Zoe Ferraris Raises the Veil: Love and Murder Mysteries in Modern Saudi Arabia

08/17/2010 02:40 pm ET Updated May 25, 2011

Zoe Ferraris writes novels about modern life in Saudi Arabia and mysteries set in the same place: her novels are her mysteries, and her mysteries are novels. Finding Nouf was published in 2008 and City of Veils was released last week. Ferraris uses her first-hand knowledge of married life in a Saudi Arabian family and her capacious skills at imaginative storytelling to write books that open up a closed world and allow a reader to enter at will. She is neither condescending nor condemning in her presentation of life under Muslim rule: she reveals a kind of life most of us will never experience and it is by turns wondrous and intimidating. By building an unknown world around a very familiar genre - the murder mystery - Ferraris combines the strange and the familiar and comes up with something fabulous.

In both of her mesmerizing books (and I hope more are coming), Ferraris raises questions most of us have never considered, living as we do in a society where men and women mingle freely. We can get into each other's business, personal or professional, restrained only by individual and unregulated ideas of politesse and propriety. Absent stalking and a restraining order, we can talk to, ogle, and hook up with just about anyone we meet. Within minutes of meeting a new colleague or a new guy at the coffee shop we can find out marital status, taste in foods, books, and movies, and even sexual orientation. We take for granted such exchanges of information and the resulting easy bonding between friends and potential lovers. But if we lived in the gender-segregated world of Saudi Arabia, where contact between un-related men and women is so severely restricted that to even share a glance with a stranger is considered a moral breakdown, how would we ever befriend a person of the opposite sex, much less find a mate? Women living in Saudi Arabia have a life hemmed in and closed by restrictions but the men are also limited in their freedoms, and particularly in perhaps the most important pursuit of happiness, the search for love.
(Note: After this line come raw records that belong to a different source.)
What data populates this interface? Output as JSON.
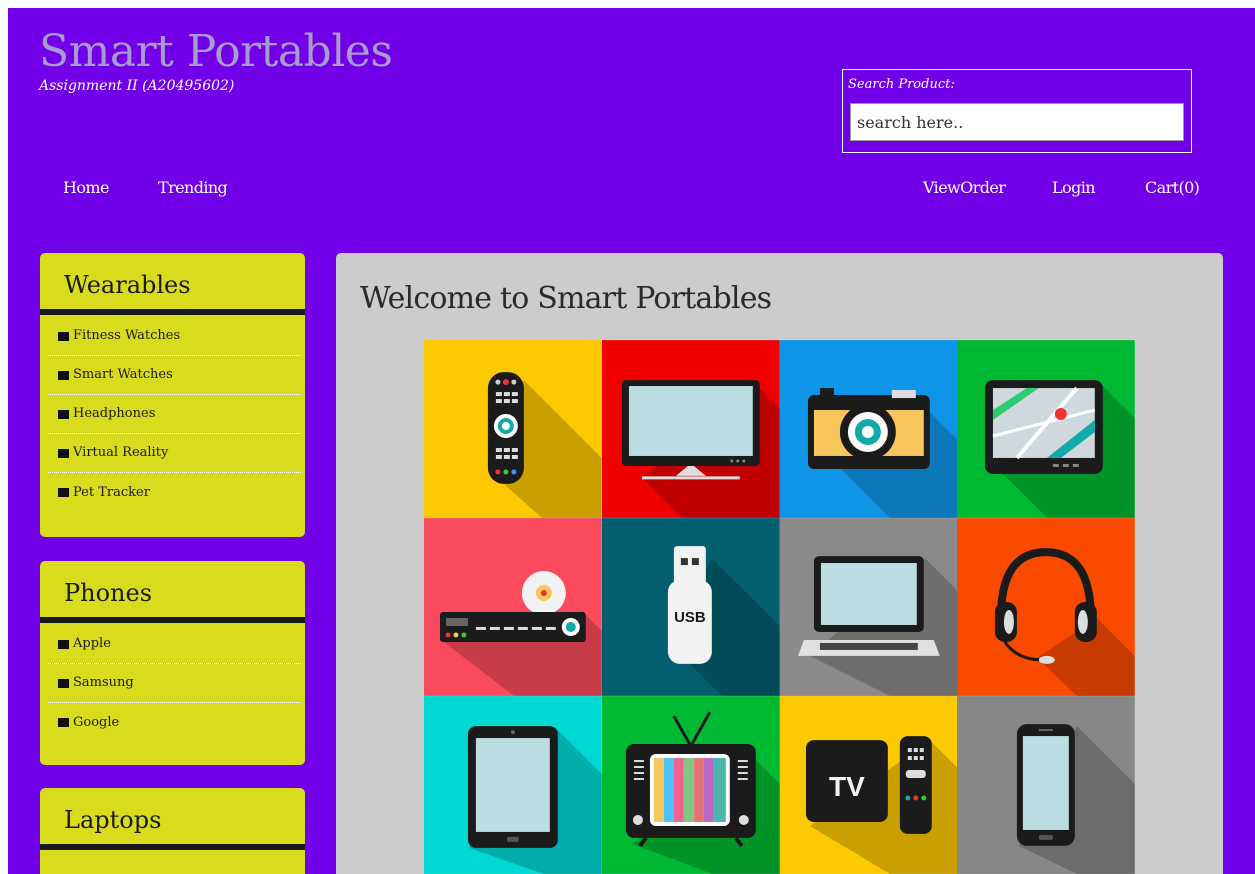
{
  "header": {
    "title": "Smart Portables",
    "subtitle": "Assignment II (A20495602)",
    "search_label": "Search Product:",
    "search_placeholder": "search here.."
  },
  "nav": {
    "left": [
      "Home",
      "Trending"
    ],
    "right": [
      "ViewOrder",
      "Login",
      "Cart(0)"
    ]
  },
  "sidebar": [
    {
      "title": "Wearables",
      "items": [
        "Fitness Watches",
        "Smart Watches",
        "Headphones",
        "Virtual Reality",
        "Pet Tracker"
      ]
    },
    {
      "title": "Phones",
      "items": [
        "Apple",
        "Samsung",
        "Google"
      ]
    },
    {
      "title": "Laptops",
      "items": []
    }
  ],
  "main": {
    "heading": "Welcome to Smart Portables",
    "tiles": [
      {
        "icon": "remote-control-icon",
        "bg": "#fdc900"
      },
      {
        "icon": "monitor-icon",
        "bg": "#f10000"
      },
      {
        "icon": "camera-icon",
        "bg": "#0f95e8"
      },
      {
        "icon": "gps-tablet-icon",
        "bg": "#00b933"
      },
      {
        "icon": "dvd-player-icon",
        "bg": "#fa4b5c"
      },
      {
        "icon": "usb-drive-icon",
        "bg": "#035e70"
      },
      {
        "icon": "laptop-icon",
        "bg": "#8a8a8a"
      },
      {
        "icon": "headphones-icon",
        "bg": "#fa4a00"
      },
      {
        "icon": "tablet-icon",
        "bg": "#00d9d4"
      },
      {
        "icon": "retro-tv-icon",
        "bg": "#00b933"
      },
      {
        "icon": "tv-box-icon",
        "bg": "#fdc900"
      },
      {
        "icon": "smartphone-icon",
        "bg": "#878787"
      }
    ]
  },
  "colors": {
    "background": "#7100e8",
    "sidebar": "#d8dc1c",
    "title": "#a89bcf",
    "main_panel": "#cccccc"
  }
}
But Ferraris' novels aren't just about love under Islam; what makes them so wonderfully engaging is how she uses the vehicle of a murder mystery to explore all the ramifications of a society separated by gender and ruled by restrictions. Where so many human activities are criminalized, men and woman hold secrets close to heart and reveal little, if anything, about themselves. When a murder occurs - especially the murder of a woman - how does an investigation unfold? How is the past of the woman revealed, allowing for a solution of her untimely death, when her life was so guarded and hidden? If contact between unrelated males and females is forbidden, how does a male police officer do his work? Or a female medical examiner? What does a daughter owe her father? Her husband? Herself?

Finding Nouf was a good read and Ferrari's second novel, City of Veils, is even better. Once again, Ferraris deploys the characters of Nayir, a desert guide and devout Muslim, and Katya, crime lab technician, in a quest to find out the truth behind the death of a woman. In Finding Nouf, the murder victim was a seemingly naïve and privileged girl; in City of Veils, the murder victim is a woman who battled against the restrictions placed on her by culture and religion. Ferraris offers complex characters, fully-realized landscapes (the heat, the dust, the sun) and clever plots that twist and turn, eventually reaching resolutions that are ultimately sad (it is murder, after all) but absolutely satisfying. Not only is the identity of the murderer revealed but a woman is unveiled and allowed to speak, finally, for herself.